Dataset:
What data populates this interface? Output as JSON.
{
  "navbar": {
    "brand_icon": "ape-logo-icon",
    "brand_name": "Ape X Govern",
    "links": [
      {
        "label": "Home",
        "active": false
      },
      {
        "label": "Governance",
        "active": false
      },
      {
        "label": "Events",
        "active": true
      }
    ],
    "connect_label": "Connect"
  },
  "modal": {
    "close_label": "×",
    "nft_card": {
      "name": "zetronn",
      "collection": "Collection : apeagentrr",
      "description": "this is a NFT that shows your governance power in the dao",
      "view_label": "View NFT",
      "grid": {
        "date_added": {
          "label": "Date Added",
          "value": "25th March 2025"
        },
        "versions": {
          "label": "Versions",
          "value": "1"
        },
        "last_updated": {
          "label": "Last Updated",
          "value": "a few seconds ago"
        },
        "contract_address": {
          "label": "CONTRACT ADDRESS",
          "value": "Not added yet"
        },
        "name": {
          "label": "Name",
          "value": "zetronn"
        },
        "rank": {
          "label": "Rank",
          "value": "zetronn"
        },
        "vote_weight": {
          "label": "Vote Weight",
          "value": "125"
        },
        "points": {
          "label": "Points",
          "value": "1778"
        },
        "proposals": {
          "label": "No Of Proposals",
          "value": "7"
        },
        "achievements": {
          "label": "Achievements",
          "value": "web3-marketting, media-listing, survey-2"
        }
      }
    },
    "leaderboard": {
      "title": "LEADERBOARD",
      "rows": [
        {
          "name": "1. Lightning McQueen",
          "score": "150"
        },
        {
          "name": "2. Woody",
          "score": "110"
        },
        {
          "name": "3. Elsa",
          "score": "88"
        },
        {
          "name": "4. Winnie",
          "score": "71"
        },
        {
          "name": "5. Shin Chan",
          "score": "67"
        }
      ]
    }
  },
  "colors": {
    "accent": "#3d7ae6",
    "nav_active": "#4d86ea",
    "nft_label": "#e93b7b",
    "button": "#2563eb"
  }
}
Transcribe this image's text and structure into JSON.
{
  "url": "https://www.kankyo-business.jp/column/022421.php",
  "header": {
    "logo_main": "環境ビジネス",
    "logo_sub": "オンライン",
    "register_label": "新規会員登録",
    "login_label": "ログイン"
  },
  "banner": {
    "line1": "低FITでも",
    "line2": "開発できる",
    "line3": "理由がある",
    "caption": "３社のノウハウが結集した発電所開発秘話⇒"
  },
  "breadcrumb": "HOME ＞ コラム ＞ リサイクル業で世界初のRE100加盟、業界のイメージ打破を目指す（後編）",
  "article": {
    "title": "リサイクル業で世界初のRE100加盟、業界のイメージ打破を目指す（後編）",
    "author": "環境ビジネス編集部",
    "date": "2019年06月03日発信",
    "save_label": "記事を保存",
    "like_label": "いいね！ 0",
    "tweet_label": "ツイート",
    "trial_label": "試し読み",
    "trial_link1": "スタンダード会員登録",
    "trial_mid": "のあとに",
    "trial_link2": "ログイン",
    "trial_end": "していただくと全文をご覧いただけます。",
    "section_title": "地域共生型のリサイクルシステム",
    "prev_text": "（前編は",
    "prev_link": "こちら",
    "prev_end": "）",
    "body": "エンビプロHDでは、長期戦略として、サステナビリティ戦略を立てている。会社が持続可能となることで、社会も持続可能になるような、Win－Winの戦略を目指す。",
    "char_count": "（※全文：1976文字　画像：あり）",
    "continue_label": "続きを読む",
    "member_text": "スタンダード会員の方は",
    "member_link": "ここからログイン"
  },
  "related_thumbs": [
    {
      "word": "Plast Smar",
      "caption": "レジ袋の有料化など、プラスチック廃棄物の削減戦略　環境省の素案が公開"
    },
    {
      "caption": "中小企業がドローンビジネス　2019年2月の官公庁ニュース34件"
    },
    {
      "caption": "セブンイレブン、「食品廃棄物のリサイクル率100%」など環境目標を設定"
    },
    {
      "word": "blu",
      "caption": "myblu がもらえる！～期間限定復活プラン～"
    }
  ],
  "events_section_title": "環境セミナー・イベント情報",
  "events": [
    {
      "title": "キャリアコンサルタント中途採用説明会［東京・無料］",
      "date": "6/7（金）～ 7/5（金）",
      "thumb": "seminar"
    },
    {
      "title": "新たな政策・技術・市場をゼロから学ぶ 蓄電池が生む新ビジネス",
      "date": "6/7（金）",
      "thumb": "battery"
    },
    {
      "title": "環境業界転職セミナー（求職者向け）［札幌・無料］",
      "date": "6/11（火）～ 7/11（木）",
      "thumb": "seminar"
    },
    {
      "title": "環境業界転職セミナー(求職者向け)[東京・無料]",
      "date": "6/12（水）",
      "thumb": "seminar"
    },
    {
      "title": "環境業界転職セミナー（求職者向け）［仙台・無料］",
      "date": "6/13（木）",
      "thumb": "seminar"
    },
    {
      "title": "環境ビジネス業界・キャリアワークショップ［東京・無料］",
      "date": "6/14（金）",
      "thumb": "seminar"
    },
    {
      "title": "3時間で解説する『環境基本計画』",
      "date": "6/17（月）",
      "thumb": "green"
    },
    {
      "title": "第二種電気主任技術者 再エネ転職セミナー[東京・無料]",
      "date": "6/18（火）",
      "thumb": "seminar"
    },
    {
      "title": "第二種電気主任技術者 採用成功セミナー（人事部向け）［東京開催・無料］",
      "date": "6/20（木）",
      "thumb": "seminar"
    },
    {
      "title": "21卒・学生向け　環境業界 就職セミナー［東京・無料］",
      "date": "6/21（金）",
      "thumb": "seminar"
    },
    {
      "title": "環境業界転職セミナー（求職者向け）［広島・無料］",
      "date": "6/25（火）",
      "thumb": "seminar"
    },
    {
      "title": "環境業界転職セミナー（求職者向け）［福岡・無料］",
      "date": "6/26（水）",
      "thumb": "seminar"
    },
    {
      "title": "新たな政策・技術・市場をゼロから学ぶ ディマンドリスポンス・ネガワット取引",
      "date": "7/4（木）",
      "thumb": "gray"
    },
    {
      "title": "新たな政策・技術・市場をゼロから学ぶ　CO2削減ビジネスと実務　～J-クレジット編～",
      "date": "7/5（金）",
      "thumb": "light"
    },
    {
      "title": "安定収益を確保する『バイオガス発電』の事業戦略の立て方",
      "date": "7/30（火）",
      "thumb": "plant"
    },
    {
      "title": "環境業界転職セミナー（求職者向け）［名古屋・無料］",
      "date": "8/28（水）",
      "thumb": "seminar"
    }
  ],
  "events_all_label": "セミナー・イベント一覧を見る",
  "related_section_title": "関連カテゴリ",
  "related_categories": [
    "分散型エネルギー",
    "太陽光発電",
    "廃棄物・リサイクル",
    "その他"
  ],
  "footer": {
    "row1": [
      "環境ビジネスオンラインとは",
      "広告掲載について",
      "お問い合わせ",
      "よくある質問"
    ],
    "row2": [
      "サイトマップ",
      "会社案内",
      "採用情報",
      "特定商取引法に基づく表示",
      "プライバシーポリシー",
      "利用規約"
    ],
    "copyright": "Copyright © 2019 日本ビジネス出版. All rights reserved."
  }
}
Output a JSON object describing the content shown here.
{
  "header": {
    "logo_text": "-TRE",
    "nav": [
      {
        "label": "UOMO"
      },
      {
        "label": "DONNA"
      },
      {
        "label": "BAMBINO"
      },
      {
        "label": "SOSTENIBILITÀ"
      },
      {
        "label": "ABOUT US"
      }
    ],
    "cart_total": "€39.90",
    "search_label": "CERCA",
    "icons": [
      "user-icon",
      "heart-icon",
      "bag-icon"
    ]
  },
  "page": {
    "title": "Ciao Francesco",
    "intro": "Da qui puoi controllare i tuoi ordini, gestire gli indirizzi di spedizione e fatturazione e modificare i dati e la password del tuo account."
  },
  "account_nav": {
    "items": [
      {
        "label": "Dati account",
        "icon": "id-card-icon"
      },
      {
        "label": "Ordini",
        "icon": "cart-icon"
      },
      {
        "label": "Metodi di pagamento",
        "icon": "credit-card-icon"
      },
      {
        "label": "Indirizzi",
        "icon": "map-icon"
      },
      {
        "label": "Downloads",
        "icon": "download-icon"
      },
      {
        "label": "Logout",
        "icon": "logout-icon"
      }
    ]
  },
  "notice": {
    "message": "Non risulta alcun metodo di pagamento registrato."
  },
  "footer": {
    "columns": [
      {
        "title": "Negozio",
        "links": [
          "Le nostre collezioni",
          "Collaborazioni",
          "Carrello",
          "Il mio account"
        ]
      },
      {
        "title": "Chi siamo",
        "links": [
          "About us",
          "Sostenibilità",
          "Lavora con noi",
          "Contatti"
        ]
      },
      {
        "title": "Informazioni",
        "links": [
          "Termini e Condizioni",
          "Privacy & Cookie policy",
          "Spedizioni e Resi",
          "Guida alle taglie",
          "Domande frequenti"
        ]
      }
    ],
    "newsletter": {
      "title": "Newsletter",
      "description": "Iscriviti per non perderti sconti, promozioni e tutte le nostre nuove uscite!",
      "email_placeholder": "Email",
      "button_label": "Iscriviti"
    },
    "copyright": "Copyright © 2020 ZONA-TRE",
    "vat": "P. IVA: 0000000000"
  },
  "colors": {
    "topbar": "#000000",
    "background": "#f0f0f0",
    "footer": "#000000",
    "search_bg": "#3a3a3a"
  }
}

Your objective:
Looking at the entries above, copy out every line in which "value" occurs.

Response for this exercise:
          "value": "25th March 2025"
          "value": "1"
          "value": "a few seconds ago"
          "value": "Not added yet"
          "value": "zetronn"
          "value": "zetronn"
          "value": "125"
          "value": "1778"
          "value": "7"
          "value": "web3-marketting, media-listing, survey-2"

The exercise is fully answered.